**Task to complete:** Select and copy out every line in the records containing "replies".

**Element data from apps and pages:**
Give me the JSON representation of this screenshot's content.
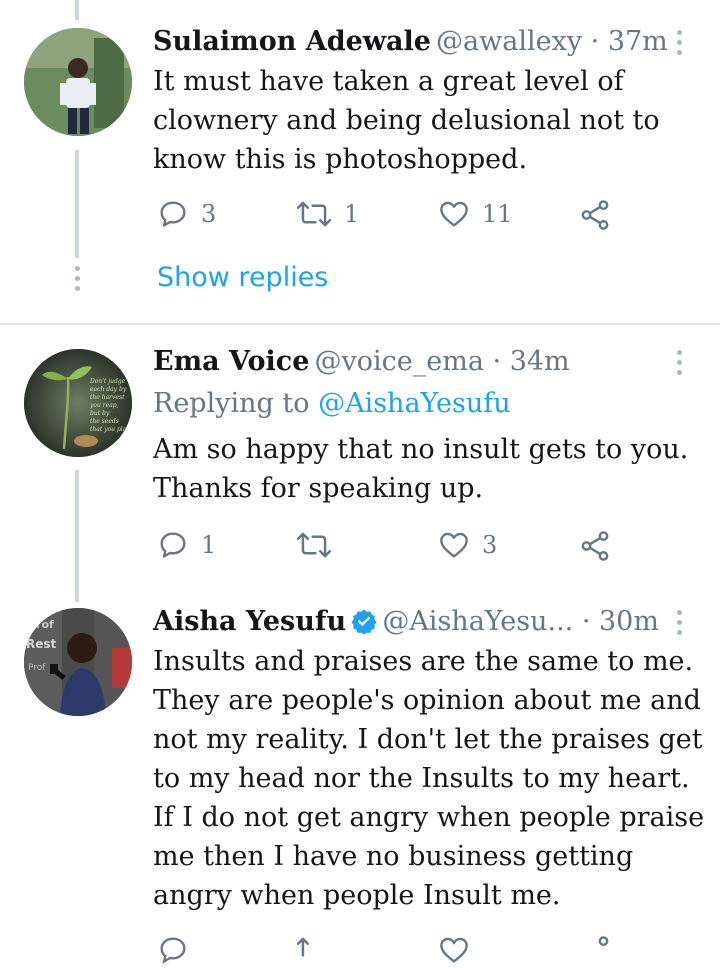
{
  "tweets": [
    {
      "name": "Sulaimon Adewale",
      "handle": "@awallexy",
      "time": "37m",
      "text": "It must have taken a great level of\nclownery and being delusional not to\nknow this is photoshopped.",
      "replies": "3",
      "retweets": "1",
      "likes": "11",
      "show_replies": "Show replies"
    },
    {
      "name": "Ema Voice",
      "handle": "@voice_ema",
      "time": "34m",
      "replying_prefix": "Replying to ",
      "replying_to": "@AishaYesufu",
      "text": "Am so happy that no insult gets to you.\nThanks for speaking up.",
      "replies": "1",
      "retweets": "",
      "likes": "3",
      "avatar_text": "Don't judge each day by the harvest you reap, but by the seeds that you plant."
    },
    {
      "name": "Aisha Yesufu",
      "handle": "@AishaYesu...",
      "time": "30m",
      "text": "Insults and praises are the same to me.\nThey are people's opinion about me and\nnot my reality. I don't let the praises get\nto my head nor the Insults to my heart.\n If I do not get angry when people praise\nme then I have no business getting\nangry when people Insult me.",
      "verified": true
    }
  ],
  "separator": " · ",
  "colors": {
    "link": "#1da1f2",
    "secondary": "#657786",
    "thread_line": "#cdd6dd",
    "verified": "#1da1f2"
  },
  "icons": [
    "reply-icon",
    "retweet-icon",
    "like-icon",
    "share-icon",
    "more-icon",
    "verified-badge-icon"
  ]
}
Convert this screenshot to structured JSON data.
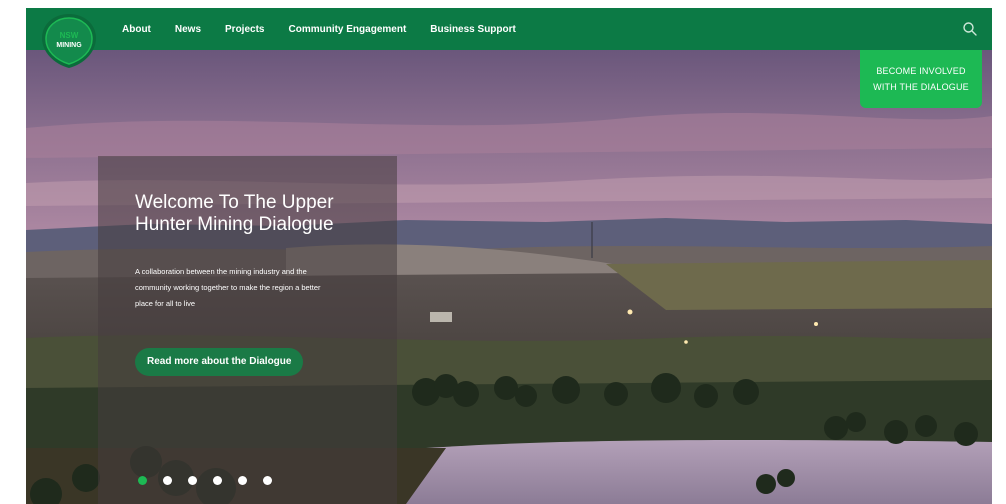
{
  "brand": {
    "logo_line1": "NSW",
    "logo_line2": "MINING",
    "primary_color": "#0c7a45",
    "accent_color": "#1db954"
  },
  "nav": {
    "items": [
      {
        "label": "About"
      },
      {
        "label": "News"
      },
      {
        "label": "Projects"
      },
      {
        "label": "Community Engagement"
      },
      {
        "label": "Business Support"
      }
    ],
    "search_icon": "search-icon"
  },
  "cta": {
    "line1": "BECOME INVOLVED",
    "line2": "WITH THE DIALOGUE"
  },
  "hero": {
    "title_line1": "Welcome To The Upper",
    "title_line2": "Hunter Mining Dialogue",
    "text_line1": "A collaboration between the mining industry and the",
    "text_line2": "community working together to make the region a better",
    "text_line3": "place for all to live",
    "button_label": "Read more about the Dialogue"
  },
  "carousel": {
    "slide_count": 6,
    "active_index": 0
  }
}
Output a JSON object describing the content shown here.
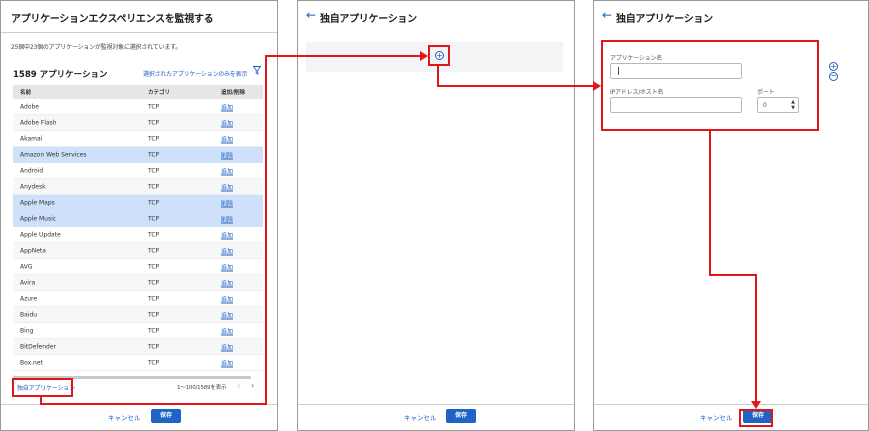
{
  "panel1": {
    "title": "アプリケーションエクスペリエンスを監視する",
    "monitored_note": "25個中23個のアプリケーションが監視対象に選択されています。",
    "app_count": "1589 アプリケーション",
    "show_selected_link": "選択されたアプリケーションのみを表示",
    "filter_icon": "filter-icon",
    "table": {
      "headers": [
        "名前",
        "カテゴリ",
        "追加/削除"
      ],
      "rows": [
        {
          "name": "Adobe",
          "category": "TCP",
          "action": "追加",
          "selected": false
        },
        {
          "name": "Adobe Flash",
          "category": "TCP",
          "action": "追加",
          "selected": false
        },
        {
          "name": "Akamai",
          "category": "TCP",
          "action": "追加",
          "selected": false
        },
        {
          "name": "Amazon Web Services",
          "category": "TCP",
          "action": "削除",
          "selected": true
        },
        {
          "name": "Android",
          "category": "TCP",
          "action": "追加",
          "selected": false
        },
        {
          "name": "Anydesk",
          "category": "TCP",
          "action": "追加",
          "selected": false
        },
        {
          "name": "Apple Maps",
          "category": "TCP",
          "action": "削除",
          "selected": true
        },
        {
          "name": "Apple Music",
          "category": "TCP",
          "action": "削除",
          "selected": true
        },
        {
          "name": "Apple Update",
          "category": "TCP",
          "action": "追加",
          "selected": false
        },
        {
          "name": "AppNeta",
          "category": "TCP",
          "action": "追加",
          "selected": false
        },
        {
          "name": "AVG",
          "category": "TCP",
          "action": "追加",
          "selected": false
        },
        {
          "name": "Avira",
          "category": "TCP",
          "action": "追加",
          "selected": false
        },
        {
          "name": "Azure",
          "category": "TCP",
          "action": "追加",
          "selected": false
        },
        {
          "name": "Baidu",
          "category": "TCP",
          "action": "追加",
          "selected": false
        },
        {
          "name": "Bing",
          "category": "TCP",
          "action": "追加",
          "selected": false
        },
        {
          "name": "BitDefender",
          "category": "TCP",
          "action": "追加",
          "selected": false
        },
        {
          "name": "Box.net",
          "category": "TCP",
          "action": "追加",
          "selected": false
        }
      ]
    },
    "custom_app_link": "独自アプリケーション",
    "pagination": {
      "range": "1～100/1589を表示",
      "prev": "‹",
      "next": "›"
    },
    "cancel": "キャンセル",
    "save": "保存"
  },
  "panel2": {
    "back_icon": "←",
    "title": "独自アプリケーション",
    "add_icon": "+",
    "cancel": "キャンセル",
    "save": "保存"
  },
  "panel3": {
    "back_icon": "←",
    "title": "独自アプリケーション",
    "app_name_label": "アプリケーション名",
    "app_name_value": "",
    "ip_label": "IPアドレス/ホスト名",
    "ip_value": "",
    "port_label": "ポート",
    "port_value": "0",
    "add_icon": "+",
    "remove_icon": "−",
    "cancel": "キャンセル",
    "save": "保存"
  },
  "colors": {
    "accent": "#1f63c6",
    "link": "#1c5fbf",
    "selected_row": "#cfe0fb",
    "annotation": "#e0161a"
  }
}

**Result of this task:**
      "replies": "3",
      "show_replies": "Show replies"
      "replies": "1",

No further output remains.